- 1

### Point Groups: Rigid or Rotational Symmetries (0-D)

Conventionally called “rotational” symmetries. I like using the term **“rigid”** instead to be more clear and inclusive.

There is an infinite number of rotational symmetries, since there is an infinite number of angles we could rotate an object around a point.

- m
- 2
- g (glide)
- 2mm
- 3
- 3m
- 4
- 4m (4mm)

### Line Groups: Symmetries: Frieze (1-D)

Per Wikipedia’s definition the Frieze group is “a two-dimensional design that repeats in one direction.”

There are seven types of Frieze symmetries.

- t
- tm
- tg
- mt
- t2
- t2mg
- t2mm

### Space Groups: Symmetries: Wallpaper (2-D)

Also known as **“plane symmetry group”** or **“plane crystallographic group”**. Wikipedia has a guide to recognizing wallpaper groups.

- p1
- pm
- pg
- cm
- p2
- pmg (p2mg)
- pgg (p2gg)
- pmm (p2mm)
- cmm (c2mm)
- p3
- p3m1
- p31m
- p4
- p4g (p4gm)
- p4m (p4mm)
- p6
- p6m (p6mm)

## Further reading

- Poincaré disk model of fundamental domain triangles
- I don’t understand these but they look beautiful.

- List of finite spherical symmetry groups
- 3D symmetries.

- List of planar symmetry groups
- Another 2D symmetry categorization.

## Further questions
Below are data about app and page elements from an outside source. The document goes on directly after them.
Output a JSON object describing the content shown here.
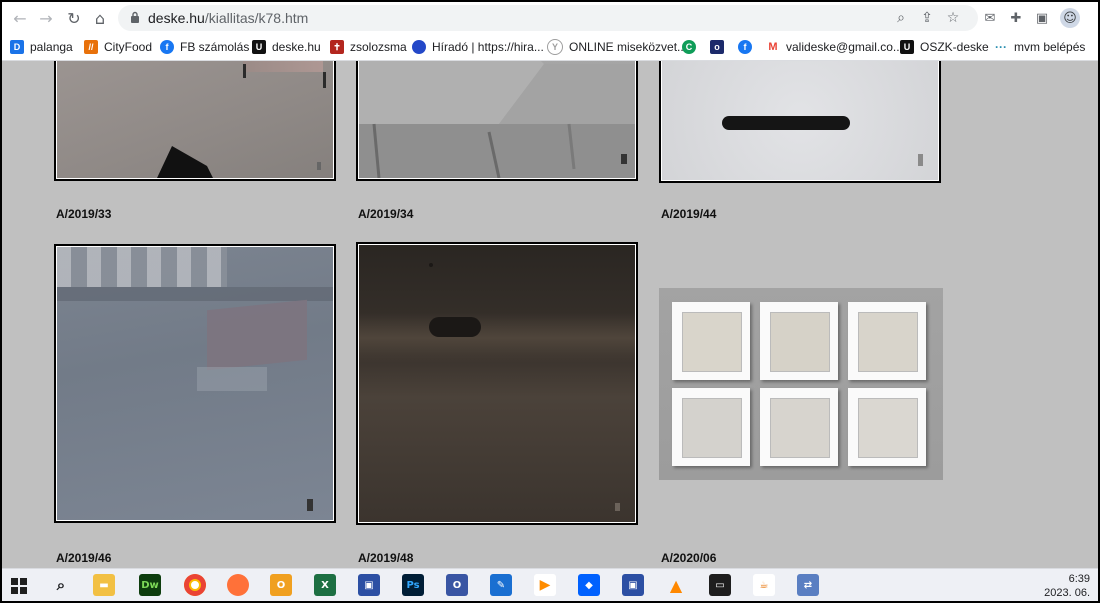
{
  "browser": {
    "url_domain": "deske.hu",
    "url_path": "/kiallitas/k78.htm",
    "bookmarks": [
      {
        "label": "palanga",
        "icon": "d-letter-icon",
        "color": "#1a73e8"
      },
      {
        "label": "CityFood",
        "icon": "cityfood-icon",
        "color": "#e8710a"
      },
      {
        "label": "FB számolás",
        "icon": "facebook-icon",
        "color": "#1877f2"
      },
      {
        "label": "deske.hu",
        "icon": "deske-icon",
        "color": "#111111"
      },
      {
        "label": "zsolozsma",
        "icon": "zsolozsma-icon",
        "color": "#b3261e"
      },
      {
        "label": "Híradó | https://hira...",
        "icon": "hirado-icon",
        "color": "#2448c8"
      },
      {
        "label": "ONLINE miseközvet...",
        "icon": "online-mise-icon",
        "color": "#9e9e9e"
      },
      {
        "label": "",
        "icon": "green-c-icon",
        "color": "#0f9d58"
      },
      {
        "label": "",
        "icon": "blue-square-icon",
        "color": "#1c2a6b"
      },
      {
        "label": "",
        "icon": "facebook-icon",
        "color": "#1877f2"
      },
      {
        "label": "valideske@gmail.co...",
        "icon": "gmail-icon",
        "color": "#ea4335"
      },
      {
        "label": "OSZK-deske",
        "icon": "oszk-icon",
        "color": "#111111"
      },
      {
        "label": "mvm belépés",
        "icon": "mvm-icon",
        "color": "#2a8fb0"
      }
    ]
  },
  "gallery": {
    "items": [
      {
        "caption": "A/2019/33"
      },
      {
        "caption": "A/2019/34"
      },
      {
        "caption": "A/2019/44"
      },
      {
        "caption": "A/2019/46"
      },
      {
        "caption": "A/2019/48"
      },
      {
        "caption": "A/2020/06"
      }
    ]
  },
  "taskbar": {
    "time": "6:39",
    "date": "2023. 06."
  }
}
- Why are there “Glide Reflections” but no “Glide Rotations”?
- Can Rotation+Reflection be entirely done with Reflection by changing the location of the reflection plane?
- Apparently, the combination of rotation and reflection is called Improper rotation, and it is predicated on “a rotation about an axis and a reflection in a plane perpendicular to that axis.” This definition implies the need for three dimensions.

- What about Scaling? Why isn’t this transformation part of the symmetry categories? Escher did use those in many of his art.
- Referred in Wikipedia as Scale Invariance